McFarlane launched his toy business back in 1994 because none of the companies making action figures from the "Spawn" comics met his high standards.
The company built a reputation as the gold standard for adult-oriented action figures, and has now expanded its toy-making business beyond "Spawn," winning licenses from Major League Baseball, "The Matrix" films and other major properties.
"The same people that were buying these toys as kids never stopped," said Gareb Shamus, publisher of Wizard: The Comics Magazine and ToyFare: The Toy Magazine.
And mainstream manufacturers have taken note of the adult market. "Hasbro and Mattel are doing it with some collectible series of figures," Shamus said.
The entry of Hasbro and Mattel -- considered the two giants of the action figure industry -- is more evidence of just how stiff competition is for adult toy dollars.

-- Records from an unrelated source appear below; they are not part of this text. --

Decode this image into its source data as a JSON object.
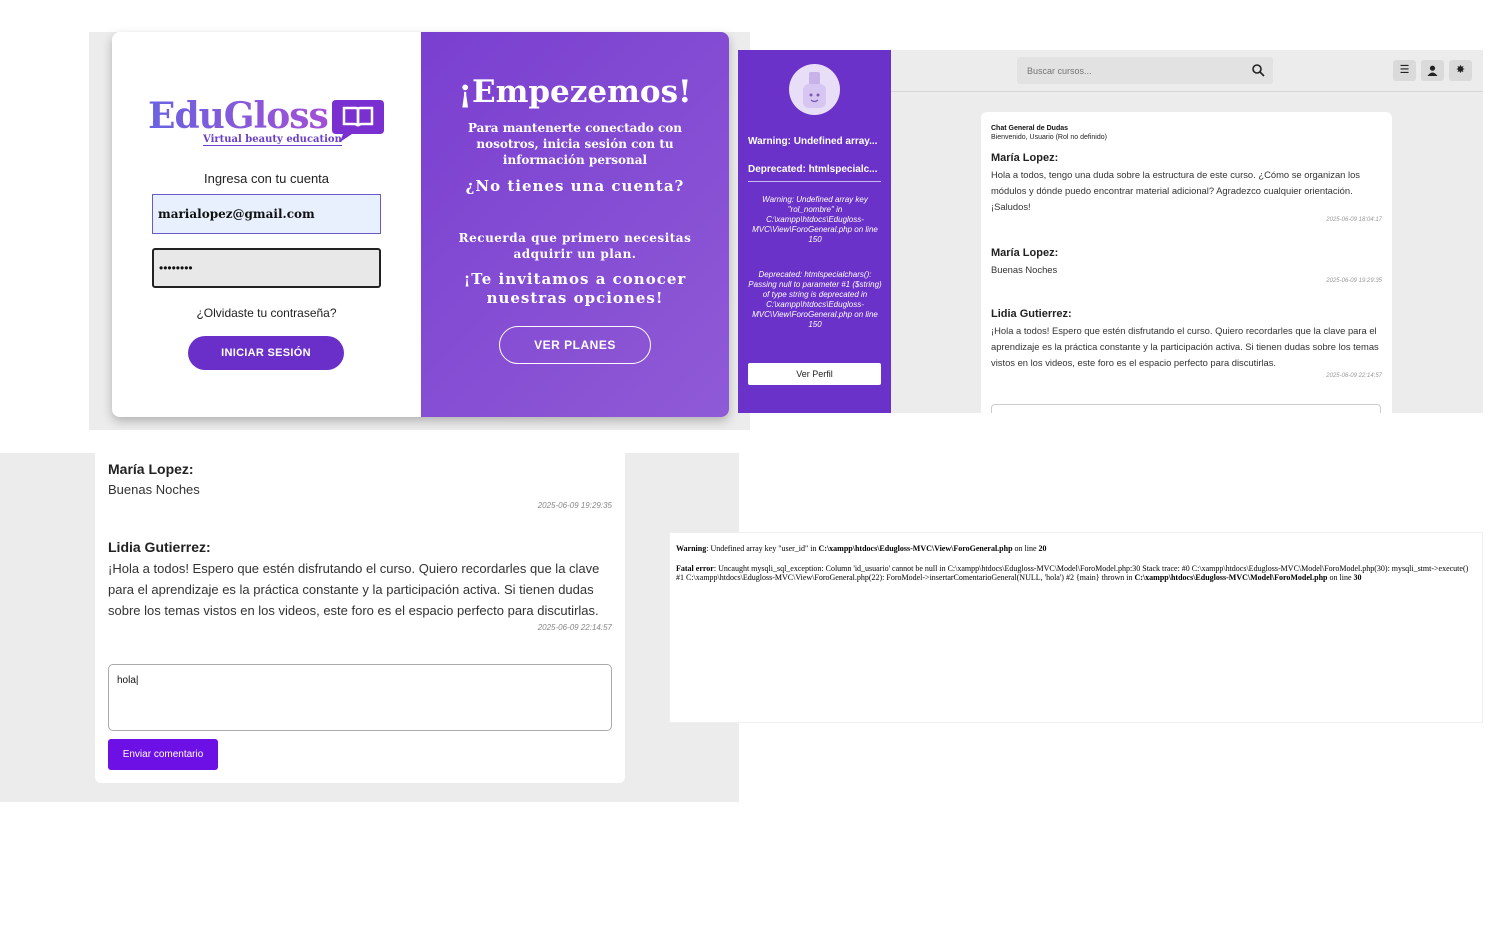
{
  "login": {
    "logo": "EduGloss",
    "logo_subtitle": "Virtual beauty education",
    "prompt": "Ingresa con tu cuenta",
    "email_value": "marialopez@gmail.com",
    "password_value": "••••••••",
    "forgot": "¿Olvidaste tu contraseña?",
    "login_button": "INICIAR SESIÓN",
    "right_title": "¡Empezemos!",
    "right_p1": "Para mantenerte conectado con nosotros, inicia sesión con tu información personal",
    "right_h2": "¿No tienes una cuenta?",
    "right_p2": "Recuerda que primero necesitas adquirir un plan.",
    "right_h3": "¡Te invitamos a conocer nuestras opciones!",
    "plans_button": "VER PLANES",
    "accent": "#6a2fc8"
  },
  "forum": {
    "sidebar_warning": "Warning: Undefined array...",
    "sidebar_deprecated": "Deprecated: htmlspecialc...",
    "sidebar_msg1": "Warning: Undefined array key \"rol_nombre\" in C:\\xampp\\htdocs\\Edugloss-MVC\\View\\ForoGeneral.php on line 150",
    "sidebar_msg2": "Deprecated: htmlspecialchars(): Passing null to parameter #1 ($string) of type string is deprecated in C:\\xampp\\htdocs\\Edugloss-MVC\\View\\ForoGeneral.php on line 150",
    "profile_button": "Ver Perfil",
    "search_placeholder": "Buscar cursos...",
    "chat_title": "Chat General de Dudas",
    "welcome": "Bienvenido, Usuario (Rol no definido)",
    "comments": [
      {
        "name": "María Lopez:",
        "text": "Hola a todos, tengo una duda sobre la estructura de este curso. ¿Cómo se organizan los módulos y dónde puedo encontrar material adicional? Agradezco cualquier orientación. ¡Saludos!",
        "date": "2025-06-09 18:04:17"
      },
      {
        "name": "María Lopez:",
        "text": "Buenas Noches",
        "date": "2025-06-09 19:29:35"
      },
      {
        "name": "Lidia Gutierrez:",
        "text": "¡Hola a todos! Espero que estén disfrutando el curso. Quiero recordarles que la clave para el aprendizaje es la práctica constante y la participación activa. Si tienen dudas sobre los temas vistos en los videos, este foro es el espacio perfecto para discutirlas.",
        "date": "2025-06-09 22:14:57"
      }
    ],
    "sidebar_color": "#6a32c8"
  },
  "comments_zoom": {
    "c1_name": "María Lopez:",
    "c1_text": "Buenas Noches",
    "c1_date": "2025-06-09 19:29:35",
    "c2_name": "Lidia Gutierrez:",
    "c2_text": "¡Hola a todos! Espero que estén disfrutando el curso. Quiero recordarles que la clave para el aprendizaje es la práctica constante y la participación activa. Si tienen dudas sobre los temas vistos en los videos, este foro es el espacio perfecto para discutirlas.",
    "c2_date": "2025-06-09 22:14:57",
    "textarea_value": "hola|",
    "submit_button": "Enviar comentario",
    "button_color": "#6c10e6"
  },
  "error": {
    "warn_label": "Warning",
    "warn_text": ": Undefined array key \"user_id\" in ",
    "warn_path": "C:\\xampp\\htdocs\\Edugloss-MVC\\View\\ForoGeneral.php",
    "warn_line_pre": " on line ",
    "warn_line": "20",
    "fatal_label": "Fatal error",
    "fatal_text": ": Uncaught mysqli_sql_exception: Column 'id_usuario' cannot be null in C:\\xampp\\htdocs\\Edugloss-MVC\\Model\\ForoModel.php:30 Stack trace: #0 C:\\xampp\\htdocs\\Edugloss-MVC\\Model\\ForoModel.php(30): mysqli_stmt->execute() #1 C:\\xampp\\htdocs\\Edugloss-MVC\\View\\ForoGeneral.php(22): ForoModel->insertarComentarioGeneral(NULL, 'hola') #2 {main} thrown in ",
    "fatal_path": "C:\\xampp\\htdocs\\Edugloss-MVC\\Model\\ForoModel.php",
    "fatal_line_pre": " on line ",
    "fatal_line": "30"
  }
}
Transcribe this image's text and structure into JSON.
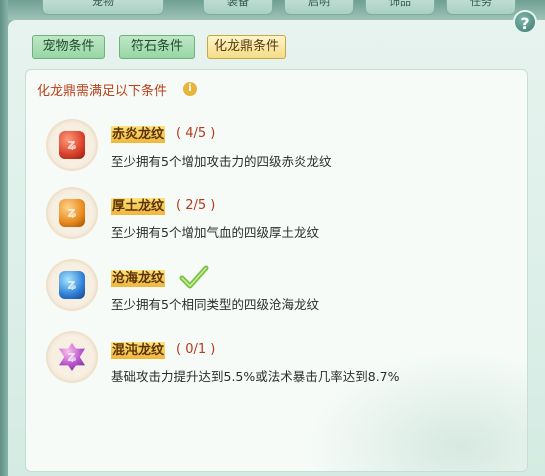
{
  "header": {
    "tabs": [
      "宠物",
      "装备",
      "启明",
      "饰品",
      "任务"
    ]
  },
  "help_symbol": "?",
  "subtabs": [
    {
      "label": "宠物条件",
      "active": false
    },
    {
      "label": "符石条件",
      "active": false
    },
    {
      "label": "化龙鼎条件",
      "active": true
    }
  ],
  "section": {
    "title": "化龙鼎需满足以下条件",
    "info_symbol": "i"
  },
  "conditions": [
    {
      "name": "赤炎龙纹",
      "progress": "( 4/5 )",
      "desc": "至少拥有5个增加攻击力的四级赤炎龙纹",
      "gem_color": "#d8402a",
      "completed": false
    },
    {
      "name": "厚土龙纹",
      "progress": "( 2/5 )",
      "desc": "至少拥有5个增加气血的四级厚土龙纹",
      "gem_color": "#e88a1c",
      "completed": false
    },
    {
      "name": "沧海龙纹",
      "progress": "",
      "desc": "至少拥有5个相同类型的四级沧海龙纹",
      "gem_color": "#2f7fd6",
      "completed": true
    },
    {
      "name": "混沌龙纹",
      "progress": "( 0/1 )",
      "desc": "基础攻击力提升达到5.5%或法术暴击几率达到8.7%",
      "gem_color": "#b24fc9",
      "completed": false
    }
  ],
  "colors": {
    "accent_title": "#b8401a",
    "check_green": "#7bc043"
  },
  "icons": {
    "check": "check-icon",
    "help": "question-icon",
    "info": "info-icon"
  }
}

Still, smaller companies like Palisades Toys and Mezco Toyz are jockeying for sales amongst the industry's adult clientele. Palisades produces action figures based on properties like "The Muppet Show," "Alien" and "Predator"; Mezco lists Al Pacino in "Scarface" among its products.
Palisades' president and chief executive officer, Mark Horn, says it's important to make an "emotional connection" with the consumer. "That's really what our business is about."

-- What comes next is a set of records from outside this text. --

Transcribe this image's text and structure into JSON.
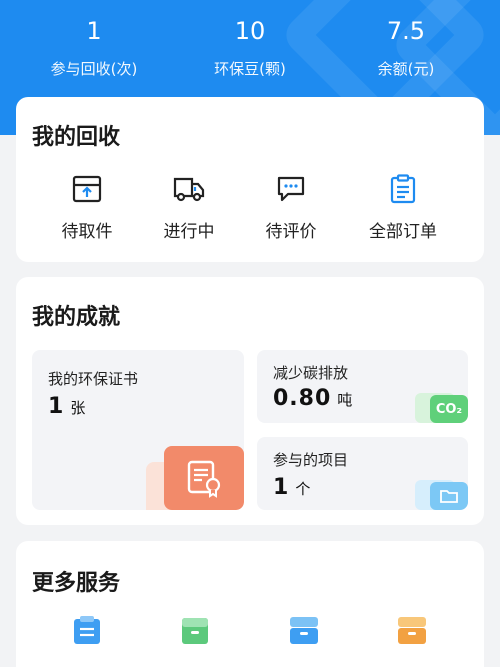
{
  "stats": [
    {
      "value": "1",
      "label": "参与回收(次)"
    },
    {
      "value": "10",
      "label": "环保豆(颗)"
    },
    {
      "value": "7.5",
      "label": "余额(元)"
    }
  ],
  "recycle": {
    "title": "我的回收",
    "items": [
      {
        "label": "待取件",
        "icon": "box-icon"
      },
      {
        "label": "进行中",
        "icon": "truck-icon"
      },
      {
        "label": "待评价",
        "icon": "chat-icon"
      },
      {
        "label": "全部订单",
        "icon": "clipboard-icon"
      }
    ]
  },
  "achievement": {
    "title": "我的成就",
    "certificate": {
      "title": "我的环保证书",
      "value": "1",
      "unit": "张"
    },
    "carbon": {
      "title": "减少碳排放",
      "value": "0.80",
      "unit": "吨",
      "badge": "CO₂"
    },
    "projects": {
      "title": "参与的项目",
      "value": "1",
      "unit": "个"
    }
  },
  "more": {
    "title": "更多服务",
    "icons": [
      "clipboard-icon",
      "box-icon",
      "drawer-icon",
      "drawer-icon"
    ]
  },
  "colors": {
    "brand_blue": "#1e8bf0",
    "icon_blue": "#1e8bf0",
    "orange": "#f28a6a",
    "green": "#5fd07a",
    "light_blue": "#7cc8f5"
  }
}
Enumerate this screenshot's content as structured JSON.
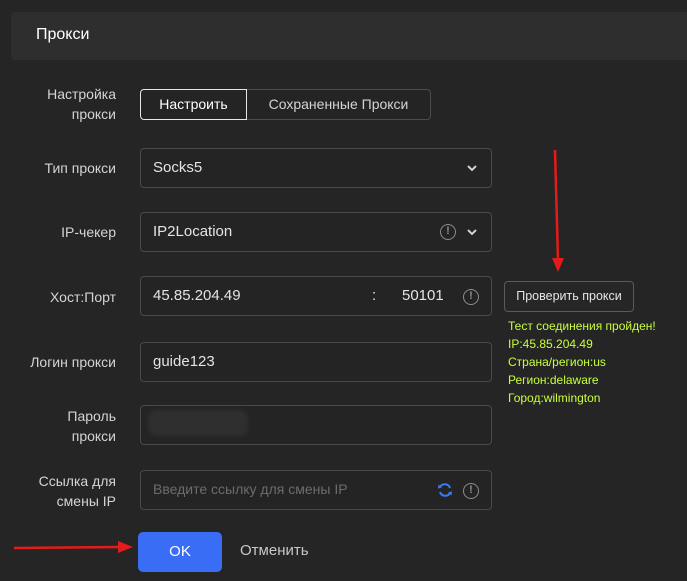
{
  "header": {
    "title": "Прокси"
  },
  "rows": {
    "setup": {
      "label_line1": "Настройка",
      "label_line2": "прокси"
    },
    "type": {
      "label": "Тип прокси",
      "value": "Socks5"
    },
    "checker": {
      "label": "IP-чекер",
      "value": "IP2Location"
    },
    "hostport": {
      "label": "Хост:Порт",
      "host": "45.85.204.49",
      "sep": ":",
      "port": "50101"
    },
    "login": {
      "label": "Логин прокси",
      "value": "guide123"
    },
    "password": {
      "label_line1": "Пароль",
      "label_line2": "прокси"
    },
    "changeip": {
      "label_line1": "Ссылка для",
      "label_line2": "смены IP",
      "placeholder": "Введите ссылку для смены IP"
    }
  },
  "tabs": {
    "configure": "Настроить",
    "saved": "Сохраненные Прокси"
  },
  "check_button": "Проверить прокси",
  "result": {
    "line1": "Тест соединения пройден!",
    "line2": "IP:45.85.204.49",
    "line3": "Страна/регион:us",
    "line4": "Регион:delaware",
    "line5": "Город:wilmington"
  },
  "footer": {
    "ok": "OK",
    "cancel": "Отменить"
  },
  "colors": {
    "accent": "#3a6df5",
    "success": "#c8ff3a",
    "arrow": "#e31b1b"
  },
  "icons": [
    "chevron-down-icon",
    "info-icon",
    "refresh-icon",
    "arrow-icon"
  ]
}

Horn remembers a statuette his company made of the title character from the 1987 movie "Predator." The designers chose a specific crouching pose for the extraterrestrial creature -- and hit the nail on the head in terms of making a connection with "Predator" fans.
"If you like 'Predator,' there's no way you can look at that and not think it's totally amazing," he said. "If you don't, then you probably weren't the intended audience anyway."
For buyers like Vilmenay, the emotional connection he has with the figures he collects isn't simply a nostalgic one, but an artistic one as well.
"To me they're a form of art," he said. "The attention to detail and the creativity. I would say they're not too far off from sculpture or what's considered 'proper' art."
Palisades Toys believes so strongly that its figures are art that it promotes the figures' creators on the product's packaging.
On the packaging of every figure Palisades produces is a list of credits, similar to those at the end of a movie, where the forces behind the figure are recognized.
"We list the art director, sculptors, artists, everybody," said Horn. "We're making commercial art. It's commercial art because it's being sold, but it is art nonetheless."
For Jessica Vilmenay, who often finds herself crawling around on her hands and knees picking up various appendages from aliens, monsters and medieval heroes, art might not be the right word.
"In some cases I can see them as art," she said. "But for me, most of the time, they're just a nuisance!"